━━━━━ Records shown
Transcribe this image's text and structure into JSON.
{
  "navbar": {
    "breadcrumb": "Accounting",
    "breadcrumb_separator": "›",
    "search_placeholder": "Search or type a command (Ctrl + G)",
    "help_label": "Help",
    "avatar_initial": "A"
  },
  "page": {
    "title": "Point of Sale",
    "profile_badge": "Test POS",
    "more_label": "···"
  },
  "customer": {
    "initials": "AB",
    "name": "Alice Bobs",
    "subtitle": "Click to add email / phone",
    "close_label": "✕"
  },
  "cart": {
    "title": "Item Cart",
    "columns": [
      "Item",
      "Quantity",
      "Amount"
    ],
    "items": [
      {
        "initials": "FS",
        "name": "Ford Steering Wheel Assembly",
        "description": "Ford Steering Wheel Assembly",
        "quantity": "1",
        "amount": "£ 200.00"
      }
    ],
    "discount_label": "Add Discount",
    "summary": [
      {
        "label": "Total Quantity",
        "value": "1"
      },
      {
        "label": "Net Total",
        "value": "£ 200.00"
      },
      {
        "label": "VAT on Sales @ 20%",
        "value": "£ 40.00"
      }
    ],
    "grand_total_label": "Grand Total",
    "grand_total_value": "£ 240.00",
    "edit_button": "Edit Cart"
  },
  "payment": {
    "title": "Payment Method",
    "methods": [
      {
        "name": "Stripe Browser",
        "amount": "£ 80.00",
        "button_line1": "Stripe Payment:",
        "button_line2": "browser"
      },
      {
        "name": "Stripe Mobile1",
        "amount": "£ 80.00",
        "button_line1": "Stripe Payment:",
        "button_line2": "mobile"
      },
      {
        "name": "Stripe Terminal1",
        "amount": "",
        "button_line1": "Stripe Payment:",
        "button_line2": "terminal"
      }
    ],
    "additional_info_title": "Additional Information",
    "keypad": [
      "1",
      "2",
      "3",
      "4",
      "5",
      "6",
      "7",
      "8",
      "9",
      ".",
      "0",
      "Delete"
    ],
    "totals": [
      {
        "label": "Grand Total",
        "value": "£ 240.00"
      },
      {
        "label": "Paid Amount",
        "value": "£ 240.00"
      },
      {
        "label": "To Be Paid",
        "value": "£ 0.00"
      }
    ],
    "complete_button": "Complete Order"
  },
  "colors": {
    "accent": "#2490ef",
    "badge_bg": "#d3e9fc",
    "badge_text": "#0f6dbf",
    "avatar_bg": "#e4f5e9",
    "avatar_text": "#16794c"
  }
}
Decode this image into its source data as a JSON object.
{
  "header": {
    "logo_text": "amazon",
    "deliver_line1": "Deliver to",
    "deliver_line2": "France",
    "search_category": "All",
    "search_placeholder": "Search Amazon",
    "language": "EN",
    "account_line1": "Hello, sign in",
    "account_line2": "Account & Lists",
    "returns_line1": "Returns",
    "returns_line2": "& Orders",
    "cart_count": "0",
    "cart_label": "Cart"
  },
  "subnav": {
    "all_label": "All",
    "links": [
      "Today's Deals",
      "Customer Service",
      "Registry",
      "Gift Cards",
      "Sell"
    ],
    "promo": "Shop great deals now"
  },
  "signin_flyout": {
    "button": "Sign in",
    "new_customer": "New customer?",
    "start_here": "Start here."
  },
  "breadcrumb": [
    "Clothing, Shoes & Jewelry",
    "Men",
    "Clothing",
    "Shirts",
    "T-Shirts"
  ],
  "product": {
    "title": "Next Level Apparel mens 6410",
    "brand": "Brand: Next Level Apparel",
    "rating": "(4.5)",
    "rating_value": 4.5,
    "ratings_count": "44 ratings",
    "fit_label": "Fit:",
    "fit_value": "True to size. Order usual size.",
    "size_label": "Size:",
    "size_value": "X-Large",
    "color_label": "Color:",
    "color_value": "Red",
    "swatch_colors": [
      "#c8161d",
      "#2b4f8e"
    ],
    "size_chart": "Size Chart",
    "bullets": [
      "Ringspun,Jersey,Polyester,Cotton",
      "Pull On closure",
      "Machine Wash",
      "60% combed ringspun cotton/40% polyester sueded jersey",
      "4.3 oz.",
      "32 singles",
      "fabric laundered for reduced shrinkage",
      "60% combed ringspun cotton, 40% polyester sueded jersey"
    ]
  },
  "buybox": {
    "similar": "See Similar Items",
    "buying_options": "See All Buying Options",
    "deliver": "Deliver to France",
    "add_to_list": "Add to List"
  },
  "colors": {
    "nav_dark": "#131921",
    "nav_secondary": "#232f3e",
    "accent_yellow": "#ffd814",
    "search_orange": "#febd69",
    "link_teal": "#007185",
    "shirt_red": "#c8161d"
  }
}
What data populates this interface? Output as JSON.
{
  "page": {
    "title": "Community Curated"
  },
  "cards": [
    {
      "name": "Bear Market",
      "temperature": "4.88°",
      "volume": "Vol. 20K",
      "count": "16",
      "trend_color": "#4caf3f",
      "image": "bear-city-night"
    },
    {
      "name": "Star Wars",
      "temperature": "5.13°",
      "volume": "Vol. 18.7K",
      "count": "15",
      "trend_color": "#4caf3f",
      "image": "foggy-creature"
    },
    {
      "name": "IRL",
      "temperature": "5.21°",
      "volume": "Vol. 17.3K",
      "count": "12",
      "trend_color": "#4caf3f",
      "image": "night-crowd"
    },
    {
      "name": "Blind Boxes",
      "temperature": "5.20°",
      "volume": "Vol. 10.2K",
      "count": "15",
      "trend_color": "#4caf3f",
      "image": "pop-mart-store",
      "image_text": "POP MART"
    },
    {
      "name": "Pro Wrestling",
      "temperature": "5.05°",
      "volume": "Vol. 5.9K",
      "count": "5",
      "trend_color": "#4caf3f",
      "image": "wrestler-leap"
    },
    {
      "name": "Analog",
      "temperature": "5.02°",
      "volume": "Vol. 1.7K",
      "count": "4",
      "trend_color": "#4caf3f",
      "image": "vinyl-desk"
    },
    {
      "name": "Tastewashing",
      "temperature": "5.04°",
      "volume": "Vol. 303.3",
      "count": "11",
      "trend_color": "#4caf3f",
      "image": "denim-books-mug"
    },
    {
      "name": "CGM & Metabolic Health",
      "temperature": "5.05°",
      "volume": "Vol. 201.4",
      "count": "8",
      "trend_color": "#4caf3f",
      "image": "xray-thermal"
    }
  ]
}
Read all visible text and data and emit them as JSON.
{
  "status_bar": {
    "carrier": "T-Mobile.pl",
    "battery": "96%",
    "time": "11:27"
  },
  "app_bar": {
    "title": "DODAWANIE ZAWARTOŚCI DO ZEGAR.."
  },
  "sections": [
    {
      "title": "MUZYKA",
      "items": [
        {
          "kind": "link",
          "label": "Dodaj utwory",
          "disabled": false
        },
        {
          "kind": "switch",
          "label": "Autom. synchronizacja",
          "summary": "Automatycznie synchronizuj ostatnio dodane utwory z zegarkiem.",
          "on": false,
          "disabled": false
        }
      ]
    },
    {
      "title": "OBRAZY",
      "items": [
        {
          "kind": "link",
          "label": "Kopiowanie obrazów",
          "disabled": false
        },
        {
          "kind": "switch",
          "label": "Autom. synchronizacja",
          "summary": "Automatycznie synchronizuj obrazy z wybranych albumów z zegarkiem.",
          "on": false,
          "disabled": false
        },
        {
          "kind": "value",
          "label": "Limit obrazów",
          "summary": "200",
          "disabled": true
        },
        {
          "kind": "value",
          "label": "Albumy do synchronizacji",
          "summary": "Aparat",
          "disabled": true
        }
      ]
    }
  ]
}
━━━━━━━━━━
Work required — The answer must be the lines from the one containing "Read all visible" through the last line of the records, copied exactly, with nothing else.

Solution to this task —
Read all visible text and data and emit them as JSON.
{
  "status_bar": {
    "carrier": "T-Mobile.pl",
    "battery": "96%",
    "time": "11:27"
  },
  "app_bar": {
    "title": "DODAWANIE ZAWARTOŚCI DO ZEGAR.."
  },
  "sections": [
    {
      "title": "MUZYKA",
      "items": [
        {
          "kind": "link",
          "label": "Dodaj utwory",
          "disabled": false
        },
        {
          "kind": "switch",
          "label": "Autom. synchronizacja",
          "summary": "Automatycznie synchronizuj ostatnio dodane utwory z zegarkiem.",
          "on": false,
          "disabled": false
        }
      ]
    },
    {
      "title": "OBRAZY",
      "items": [
        {
          "kind": "link",
          "label": "Kopiowanie obrazów",
          "disabled": false
        },
        {
          "kind": "switch",
          "label": "Autom. synchronizacja",
          "summary": "Automatycznie synchronizuj obrazy z wybranych albumów z zegarkiem.",
          "on": false,
          "disabled": false
        },
        {
          "kind": "value",
          "label": "Limit obrazów",
          "summary": "200",
          "disabled": true
        },
        {
          "kind": "value",
          "label": "Albumy do synchronizacji",
          "summary": "Aparat",
          "disabled": true
        }
      ]
    }
  ]
}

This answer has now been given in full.